Some educationists have time and again argued that an authoritarian attitude results in efficiency in school and timely completion of work but one cannot deny the fact that mere completion of the task cannot be the ultimate goal of Education. Teaching is an intangible process that cannot be mathematically measured and one cannot discharge his duties efficiently if he is unable to realize his true potential. Every teacher is a unique personality with different attitudes, aptitudes, taste capacities, and capabilities.

Democracy in school supervision has to be reflected in the attitudes and not just in the formal structure. Mere formation of committees may give the school a look of democratic supervision but the same cannot be achieved until it is truly backed by a democratic spirit.

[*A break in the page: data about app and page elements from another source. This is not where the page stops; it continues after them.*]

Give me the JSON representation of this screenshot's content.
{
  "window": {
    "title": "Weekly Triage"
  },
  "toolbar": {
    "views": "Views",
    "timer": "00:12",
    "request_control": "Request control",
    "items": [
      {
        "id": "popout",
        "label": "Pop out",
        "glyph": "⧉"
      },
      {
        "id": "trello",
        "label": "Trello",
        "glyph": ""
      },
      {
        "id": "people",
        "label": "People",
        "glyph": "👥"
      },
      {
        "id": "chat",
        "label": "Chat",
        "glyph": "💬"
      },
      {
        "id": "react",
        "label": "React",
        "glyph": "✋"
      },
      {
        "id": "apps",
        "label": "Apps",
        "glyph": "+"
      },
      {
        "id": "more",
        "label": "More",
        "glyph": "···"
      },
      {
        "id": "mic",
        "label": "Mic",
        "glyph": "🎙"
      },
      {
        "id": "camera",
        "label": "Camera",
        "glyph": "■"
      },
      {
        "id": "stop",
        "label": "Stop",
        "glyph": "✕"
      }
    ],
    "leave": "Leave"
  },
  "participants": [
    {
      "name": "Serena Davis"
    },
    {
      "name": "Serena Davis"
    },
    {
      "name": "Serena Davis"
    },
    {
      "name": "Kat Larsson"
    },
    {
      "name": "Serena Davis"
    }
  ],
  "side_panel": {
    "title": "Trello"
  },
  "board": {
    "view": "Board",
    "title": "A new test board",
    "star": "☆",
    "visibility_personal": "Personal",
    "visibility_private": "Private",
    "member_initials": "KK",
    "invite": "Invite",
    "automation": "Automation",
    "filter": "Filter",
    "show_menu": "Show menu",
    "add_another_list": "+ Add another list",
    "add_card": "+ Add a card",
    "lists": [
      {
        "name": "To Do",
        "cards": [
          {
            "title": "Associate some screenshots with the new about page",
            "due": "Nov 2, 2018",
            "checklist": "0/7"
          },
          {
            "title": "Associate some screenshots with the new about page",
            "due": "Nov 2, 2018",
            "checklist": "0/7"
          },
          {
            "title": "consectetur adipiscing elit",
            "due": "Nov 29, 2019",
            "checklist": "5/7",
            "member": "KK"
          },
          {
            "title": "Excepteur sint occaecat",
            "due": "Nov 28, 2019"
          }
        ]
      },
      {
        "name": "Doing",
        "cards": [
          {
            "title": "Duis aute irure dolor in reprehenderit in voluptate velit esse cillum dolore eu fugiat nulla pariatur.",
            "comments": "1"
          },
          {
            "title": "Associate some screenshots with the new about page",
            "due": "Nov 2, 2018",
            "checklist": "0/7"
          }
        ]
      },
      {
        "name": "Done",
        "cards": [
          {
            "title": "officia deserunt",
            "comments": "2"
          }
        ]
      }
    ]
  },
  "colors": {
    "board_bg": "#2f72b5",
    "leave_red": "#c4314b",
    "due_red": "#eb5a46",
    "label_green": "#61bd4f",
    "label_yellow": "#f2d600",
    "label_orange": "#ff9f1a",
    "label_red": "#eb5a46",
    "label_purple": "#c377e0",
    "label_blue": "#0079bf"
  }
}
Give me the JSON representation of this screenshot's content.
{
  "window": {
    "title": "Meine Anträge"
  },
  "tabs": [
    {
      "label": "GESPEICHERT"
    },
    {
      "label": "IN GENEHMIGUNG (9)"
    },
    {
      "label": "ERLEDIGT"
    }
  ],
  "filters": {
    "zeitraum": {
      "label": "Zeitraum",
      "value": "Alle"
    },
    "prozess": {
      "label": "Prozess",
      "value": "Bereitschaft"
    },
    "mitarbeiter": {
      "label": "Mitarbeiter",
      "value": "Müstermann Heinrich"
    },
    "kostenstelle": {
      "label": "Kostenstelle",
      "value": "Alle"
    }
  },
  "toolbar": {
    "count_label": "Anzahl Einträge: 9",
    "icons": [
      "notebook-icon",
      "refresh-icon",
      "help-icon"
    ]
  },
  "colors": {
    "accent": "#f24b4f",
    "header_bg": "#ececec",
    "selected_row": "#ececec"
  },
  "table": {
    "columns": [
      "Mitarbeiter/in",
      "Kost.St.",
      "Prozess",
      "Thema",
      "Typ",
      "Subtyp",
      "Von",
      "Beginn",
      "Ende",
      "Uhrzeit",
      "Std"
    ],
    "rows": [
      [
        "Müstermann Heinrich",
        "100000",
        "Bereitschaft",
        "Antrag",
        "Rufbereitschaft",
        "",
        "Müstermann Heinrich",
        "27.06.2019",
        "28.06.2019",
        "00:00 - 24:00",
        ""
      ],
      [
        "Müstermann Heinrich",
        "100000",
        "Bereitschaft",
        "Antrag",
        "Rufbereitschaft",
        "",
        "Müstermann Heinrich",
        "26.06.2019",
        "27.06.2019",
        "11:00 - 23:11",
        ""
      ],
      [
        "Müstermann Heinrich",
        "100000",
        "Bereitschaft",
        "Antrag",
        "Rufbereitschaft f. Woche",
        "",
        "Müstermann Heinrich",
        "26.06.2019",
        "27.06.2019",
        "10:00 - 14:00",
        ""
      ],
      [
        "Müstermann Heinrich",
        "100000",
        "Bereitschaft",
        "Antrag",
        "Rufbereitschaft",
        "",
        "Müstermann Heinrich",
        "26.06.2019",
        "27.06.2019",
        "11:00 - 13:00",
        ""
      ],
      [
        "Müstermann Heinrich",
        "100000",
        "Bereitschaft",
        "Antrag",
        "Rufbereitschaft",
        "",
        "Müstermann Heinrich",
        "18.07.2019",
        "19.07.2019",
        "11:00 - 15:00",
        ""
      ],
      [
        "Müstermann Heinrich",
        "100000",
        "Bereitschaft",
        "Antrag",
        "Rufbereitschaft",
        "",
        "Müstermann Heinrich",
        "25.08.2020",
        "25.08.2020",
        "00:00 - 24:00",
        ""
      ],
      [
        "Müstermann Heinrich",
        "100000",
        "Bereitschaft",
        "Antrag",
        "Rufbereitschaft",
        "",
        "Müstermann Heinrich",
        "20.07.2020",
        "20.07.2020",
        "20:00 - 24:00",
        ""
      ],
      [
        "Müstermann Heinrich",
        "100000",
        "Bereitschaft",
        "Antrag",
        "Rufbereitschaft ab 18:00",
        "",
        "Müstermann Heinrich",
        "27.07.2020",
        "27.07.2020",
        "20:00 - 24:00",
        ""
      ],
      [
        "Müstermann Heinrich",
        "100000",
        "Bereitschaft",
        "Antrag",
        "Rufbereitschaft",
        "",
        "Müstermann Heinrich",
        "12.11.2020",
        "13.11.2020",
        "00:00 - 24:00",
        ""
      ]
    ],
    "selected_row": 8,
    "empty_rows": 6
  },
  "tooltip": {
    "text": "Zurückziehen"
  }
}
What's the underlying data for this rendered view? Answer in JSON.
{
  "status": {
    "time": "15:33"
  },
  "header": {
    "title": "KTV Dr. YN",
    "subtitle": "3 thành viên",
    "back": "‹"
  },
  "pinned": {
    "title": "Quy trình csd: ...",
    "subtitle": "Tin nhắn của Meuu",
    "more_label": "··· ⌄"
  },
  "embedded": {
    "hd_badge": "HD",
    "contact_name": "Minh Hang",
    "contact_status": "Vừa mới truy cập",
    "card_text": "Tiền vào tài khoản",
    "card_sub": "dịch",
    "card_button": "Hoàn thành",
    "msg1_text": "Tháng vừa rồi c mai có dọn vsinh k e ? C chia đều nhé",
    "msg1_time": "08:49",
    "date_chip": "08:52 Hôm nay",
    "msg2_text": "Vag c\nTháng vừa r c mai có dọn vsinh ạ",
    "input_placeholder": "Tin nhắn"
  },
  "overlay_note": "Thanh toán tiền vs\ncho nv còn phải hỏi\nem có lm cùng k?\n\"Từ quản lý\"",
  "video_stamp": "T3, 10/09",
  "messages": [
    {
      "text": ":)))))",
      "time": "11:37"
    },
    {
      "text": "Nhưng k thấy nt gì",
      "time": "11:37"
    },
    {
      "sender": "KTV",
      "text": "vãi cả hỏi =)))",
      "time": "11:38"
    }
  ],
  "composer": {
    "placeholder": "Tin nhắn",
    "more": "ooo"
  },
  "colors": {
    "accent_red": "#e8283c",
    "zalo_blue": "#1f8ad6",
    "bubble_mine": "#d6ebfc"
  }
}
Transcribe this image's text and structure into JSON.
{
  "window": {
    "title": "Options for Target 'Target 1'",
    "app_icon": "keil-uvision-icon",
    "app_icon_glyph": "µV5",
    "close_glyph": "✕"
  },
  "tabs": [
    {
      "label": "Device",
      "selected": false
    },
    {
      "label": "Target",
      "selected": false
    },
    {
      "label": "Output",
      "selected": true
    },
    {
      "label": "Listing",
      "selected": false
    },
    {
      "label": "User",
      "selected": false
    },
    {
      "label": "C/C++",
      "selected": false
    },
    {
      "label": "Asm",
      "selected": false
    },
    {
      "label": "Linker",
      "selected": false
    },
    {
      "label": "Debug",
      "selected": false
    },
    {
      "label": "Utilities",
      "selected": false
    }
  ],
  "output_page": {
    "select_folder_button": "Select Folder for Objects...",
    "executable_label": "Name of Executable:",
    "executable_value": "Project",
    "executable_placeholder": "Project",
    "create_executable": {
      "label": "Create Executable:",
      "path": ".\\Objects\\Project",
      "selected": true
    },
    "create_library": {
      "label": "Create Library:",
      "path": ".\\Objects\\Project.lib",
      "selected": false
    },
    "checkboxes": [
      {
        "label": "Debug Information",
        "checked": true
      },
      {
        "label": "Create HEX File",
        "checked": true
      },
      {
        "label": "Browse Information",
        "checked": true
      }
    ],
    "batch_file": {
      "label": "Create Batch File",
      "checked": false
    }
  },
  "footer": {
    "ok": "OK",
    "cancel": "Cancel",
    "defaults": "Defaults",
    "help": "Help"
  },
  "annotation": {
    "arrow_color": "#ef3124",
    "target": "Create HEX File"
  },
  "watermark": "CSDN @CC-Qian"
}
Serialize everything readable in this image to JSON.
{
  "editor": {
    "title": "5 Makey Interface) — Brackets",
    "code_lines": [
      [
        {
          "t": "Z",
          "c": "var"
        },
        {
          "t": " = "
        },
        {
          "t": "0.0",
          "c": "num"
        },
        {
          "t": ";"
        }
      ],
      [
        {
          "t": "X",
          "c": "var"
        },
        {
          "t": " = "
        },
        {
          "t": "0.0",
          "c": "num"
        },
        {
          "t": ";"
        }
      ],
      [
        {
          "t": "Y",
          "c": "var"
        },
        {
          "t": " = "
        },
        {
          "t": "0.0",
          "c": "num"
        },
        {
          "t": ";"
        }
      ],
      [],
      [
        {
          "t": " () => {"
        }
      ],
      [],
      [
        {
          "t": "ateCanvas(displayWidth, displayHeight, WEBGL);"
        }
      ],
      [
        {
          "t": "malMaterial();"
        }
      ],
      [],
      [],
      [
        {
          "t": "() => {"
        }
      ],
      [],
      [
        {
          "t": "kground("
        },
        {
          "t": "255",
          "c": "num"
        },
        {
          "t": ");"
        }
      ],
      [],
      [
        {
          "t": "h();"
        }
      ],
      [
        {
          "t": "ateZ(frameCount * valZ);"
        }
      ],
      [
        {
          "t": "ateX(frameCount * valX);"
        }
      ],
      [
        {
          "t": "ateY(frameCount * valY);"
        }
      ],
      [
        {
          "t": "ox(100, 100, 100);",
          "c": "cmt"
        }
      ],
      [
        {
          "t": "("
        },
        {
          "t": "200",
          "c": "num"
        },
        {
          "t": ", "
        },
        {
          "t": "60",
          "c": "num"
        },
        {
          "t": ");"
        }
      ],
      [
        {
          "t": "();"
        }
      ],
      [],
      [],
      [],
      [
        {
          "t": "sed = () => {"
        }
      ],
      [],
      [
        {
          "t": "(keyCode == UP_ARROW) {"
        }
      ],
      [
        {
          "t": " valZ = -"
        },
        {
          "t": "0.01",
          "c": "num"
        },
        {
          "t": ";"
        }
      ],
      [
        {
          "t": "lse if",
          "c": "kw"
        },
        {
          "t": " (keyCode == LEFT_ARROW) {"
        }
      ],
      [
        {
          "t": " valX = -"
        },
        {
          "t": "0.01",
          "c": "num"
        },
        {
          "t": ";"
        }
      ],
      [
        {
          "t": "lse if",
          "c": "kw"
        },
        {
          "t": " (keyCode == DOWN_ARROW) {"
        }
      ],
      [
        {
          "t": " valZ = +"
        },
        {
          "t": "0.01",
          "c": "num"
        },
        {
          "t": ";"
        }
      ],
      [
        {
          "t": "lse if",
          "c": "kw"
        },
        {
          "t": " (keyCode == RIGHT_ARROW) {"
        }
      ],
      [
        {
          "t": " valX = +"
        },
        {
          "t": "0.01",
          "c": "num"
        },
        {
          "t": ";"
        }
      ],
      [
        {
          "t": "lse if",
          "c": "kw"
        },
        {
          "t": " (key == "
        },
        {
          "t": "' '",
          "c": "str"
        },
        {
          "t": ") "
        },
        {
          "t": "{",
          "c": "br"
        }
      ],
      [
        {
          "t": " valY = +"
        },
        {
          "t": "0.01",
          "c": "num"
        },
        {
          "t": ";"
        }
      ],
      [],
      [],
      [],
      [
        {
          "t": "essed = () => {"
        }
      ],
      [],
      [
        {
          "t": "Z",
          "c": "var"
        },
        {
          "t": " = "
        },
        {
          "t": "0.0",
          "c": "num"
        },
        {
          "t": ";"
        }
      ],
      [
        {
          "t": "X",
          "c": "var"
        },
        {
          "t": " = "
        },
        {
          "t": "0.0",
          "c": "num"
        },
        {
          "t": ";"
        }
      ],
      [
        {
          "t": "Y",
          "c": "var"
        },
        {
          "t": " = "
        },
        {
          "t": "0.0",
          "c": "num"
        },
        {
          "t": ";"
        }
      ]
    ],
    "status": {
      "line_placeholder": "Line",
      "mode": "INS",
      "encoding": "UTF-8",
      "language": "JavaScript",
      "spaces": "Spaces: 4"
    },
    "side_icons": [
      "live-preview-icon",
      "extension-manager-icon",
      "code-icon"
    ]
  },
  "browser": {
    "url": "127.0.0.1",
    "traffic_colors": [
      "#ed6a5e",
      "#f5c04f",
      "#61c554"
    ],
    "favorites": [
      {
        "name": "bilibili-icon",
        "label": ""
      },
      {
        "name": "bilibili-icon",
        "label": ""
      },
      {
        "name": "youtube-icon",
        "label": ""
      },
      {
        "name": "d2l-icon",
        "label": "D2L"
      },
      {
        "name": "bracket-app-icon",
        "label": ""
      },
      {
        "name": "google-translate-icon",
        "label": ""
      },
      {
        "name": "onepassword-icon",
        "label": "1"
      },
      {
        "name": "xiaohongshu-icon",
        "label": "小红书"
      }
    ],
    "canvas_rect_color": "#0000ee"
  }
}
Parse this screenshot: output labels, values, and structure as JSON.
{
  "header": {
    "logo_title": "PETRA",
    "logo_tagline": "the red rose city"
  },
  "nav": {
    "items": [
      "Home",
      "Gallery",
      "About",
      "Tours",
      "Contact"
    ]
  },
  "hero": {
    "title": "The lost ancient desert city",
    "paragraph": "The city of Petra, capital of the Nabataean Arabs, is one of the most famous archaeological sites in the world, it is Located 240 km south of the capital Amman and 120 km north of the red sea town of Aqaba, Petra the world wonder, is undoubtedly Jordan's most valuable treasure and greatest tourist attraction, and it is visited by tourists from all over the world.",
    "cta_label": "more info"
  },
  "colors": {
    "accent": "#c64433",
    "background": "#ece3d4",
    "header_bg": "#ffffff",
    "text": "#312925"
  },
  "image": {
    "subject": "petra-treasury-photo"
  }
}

Milieu is more important than the form for achieving greater productivity. Selective consultation is an unsound policy. C. A. Weber in "Personnel Problems of School Administration" says, “Where administrators and a few members of the staff initiate new procedures in a school without united and coordinated action of most of the professional staff, their plans are attacked behind the doors.” An efficient leader tries to be fair and just to all not only in school policies but also in the allocation of workload. It not only eliminates mutual jealousies but affects their loyalty to school, and their efforts for its betterment.


As a Mentor Teacher, I get opportunities to interact with a variety of school leaders. Here I quote the one whom I recently heard while she was addressing her staff. “When you work, work with dedication but at the same time don’t forget to live your life. In school, we are a team who work in collaboration with cooperation with each other. I dedicate the success of this school and my success as a school leader to my entire efficient team members. But at the same time, don’t forget you are also a unique individual. I urge you all to learn to spend time with yourself, spend a portion of your hard-earned money on yourself and give your health priority before anything else.” Needless to say, such working environments are stimulating to the teacher for better or more output. An ‘atmosphere of comradeship’ enhances the morale of teachers and definitely adds to their efficiency. A school may have the best of infrastructure but it may become meaningless unless conditioned by the effective leadership to stimulate teachers to make effective use of the same. A teacher can make various mistakes in teaching situations but a reformative democratic leader will criticize them for the sake of reforming them and not opposing or insulting them. Such a healthy milieu can lead to high morale and job satisfaction of teachers making it convenient for them to derive full benefit from educational leadership and putting in their best efforts for the development of the children in the desired directions. Having faith in the abilities of teachers and guiding them whenever needed by a school leader can serve as a positive stimulus.


Chandrika, TGT English, Mentor Teacher (Distt. SW-A)